## Activity
Line count for "para": state how many lines of the listing below contain it, without anything else.

>>>

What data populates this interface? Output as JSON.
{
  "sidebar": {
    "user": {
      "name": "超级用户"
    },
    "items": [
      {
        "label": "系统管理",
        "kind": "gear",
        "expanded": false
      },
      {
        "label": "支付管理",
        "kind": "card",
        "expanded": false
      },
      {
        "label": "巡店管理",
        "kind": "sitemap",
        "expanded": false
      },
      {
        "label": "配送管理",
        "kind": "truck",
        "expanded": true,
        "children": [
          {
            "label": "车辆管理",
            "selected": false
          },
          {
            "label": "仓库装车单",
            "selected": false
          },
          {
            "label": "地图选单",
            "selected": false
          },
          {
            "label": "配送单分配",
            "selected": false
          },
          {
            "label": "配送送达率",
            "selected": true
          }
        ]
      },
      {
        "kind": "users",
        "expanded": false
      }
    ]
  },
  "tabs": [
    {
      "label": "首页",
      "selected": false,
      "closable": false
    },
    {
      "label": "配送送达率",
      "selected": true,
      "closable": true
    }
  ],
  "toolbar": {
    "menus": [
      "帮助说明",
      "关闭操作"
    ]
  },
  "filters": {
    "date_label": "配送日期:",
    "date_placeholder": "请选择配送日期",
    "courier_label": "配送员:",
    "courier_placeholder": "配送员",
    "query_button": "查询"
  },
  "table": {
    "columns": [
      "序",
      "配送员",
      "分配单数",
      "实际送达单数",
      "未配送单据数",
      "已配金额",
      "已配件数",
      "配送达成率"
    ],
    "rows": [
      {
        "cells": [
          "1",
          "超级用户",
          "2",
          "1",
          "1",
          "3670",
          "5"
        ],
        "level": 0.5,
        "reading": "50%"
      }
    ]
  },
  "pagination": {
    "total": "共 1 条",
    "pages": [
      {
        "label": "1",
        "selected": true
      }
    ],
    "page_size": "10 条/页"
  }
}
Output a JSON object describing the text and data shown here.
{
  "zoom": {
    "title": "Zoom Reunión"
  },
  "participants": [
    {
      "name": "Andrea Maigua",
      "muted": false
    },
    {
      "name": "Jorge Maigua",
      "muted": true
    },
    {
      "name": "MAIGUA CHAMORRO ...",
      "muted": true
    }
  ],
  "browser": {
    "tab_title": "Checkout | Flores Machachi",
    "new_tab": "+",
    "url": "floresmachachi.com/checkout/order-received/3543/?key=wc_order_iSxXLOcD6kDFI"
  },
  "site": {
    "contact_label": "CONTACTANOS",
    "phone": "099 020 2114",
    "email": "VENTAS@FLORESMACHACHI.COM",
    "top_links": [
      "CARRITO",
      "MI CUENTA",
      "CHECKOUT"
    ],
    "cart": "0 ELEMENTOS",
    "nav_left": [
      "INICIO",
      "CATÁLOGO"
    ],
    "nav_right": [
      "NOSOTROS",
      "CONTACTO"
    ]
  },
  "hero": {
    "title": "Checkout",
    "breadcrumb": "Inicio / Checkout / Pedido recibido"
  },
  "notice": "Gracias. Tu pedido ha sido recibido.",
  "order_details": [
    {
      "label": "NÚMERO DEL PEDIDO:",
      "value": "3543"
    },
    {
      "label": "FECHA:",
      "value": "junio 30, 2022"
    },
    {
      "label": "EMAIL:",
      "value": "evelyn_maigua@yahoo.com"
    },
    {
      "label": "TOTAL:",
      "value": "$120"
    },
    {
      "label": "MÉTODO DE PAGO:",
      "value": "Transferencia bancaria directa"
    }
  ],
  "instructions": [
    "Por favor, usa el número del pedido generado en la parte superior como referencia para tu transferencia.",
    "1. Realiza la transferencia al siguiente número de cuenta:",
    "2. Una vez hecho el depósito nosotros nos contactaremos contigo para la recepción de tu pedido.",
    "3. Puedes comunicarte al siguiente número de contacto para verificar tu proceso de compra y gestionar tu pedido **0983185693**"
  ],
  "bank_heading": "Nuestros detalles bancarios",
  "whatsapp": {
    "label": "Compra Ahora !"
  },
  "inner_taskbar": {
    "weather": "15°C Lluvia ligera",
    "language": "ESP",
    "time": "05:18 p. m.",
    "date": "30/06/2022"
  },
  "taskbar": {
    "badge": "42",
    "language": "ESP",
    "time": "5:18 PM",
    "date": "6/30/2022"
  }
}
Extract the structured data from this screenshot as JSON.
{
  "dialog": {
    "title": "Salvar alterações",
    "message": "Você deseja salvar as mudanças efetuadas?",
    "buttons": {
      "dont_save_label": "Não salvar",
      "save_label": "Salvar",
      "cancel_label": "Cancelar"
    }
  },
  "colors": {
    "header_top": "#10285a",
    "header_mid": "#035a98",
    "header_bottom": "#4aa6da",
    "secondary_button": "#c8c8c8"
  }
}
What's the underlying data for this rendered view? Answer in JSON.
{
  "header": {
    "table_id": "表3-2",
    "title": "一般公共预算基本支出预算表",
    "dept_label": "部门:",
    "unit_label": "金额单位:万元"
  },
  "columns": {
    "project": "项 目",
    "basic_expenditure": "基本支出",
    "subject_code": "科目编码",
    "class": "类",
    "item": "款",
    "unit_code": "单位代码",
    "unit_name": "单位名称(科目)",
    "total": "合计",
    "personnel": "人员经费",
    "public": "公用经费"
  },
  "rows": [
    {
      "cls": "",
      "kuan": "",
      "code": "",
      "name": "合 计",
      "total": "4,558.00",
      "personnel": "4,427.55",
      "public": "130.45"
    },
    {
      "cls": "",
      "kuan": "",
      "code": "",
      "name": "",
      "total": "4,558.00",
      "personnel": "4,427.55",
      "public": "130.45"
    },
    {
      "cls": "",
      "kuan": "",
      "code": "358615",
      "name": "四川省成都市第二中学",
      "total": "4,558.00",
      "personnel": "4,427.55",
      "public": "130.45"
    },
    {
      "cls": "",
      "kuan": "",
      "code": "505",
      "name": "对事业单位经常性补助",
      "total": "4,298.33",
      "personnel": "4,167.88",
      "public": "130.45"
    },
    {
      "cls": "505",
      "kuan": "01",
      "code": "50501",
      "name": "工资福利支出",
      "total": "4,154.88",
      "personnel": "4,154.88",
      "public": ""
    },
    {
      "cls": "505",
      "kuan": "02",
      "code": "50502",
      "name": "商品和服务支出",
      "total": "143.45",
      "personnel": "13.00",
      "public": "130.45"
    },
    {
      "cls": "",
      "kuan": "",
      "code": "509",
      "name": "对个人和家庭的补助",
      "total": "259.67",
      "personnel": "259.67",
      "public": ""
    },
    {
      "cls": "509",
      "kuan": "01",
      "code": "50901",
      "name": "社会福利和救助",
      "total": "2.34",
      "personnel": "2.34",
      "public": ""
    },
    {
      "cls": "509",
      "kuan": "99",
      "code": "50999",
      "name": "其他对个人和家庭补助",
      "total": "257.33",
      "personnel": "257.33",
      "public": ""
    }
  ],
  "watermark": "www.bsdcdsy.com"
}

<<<

## Output
3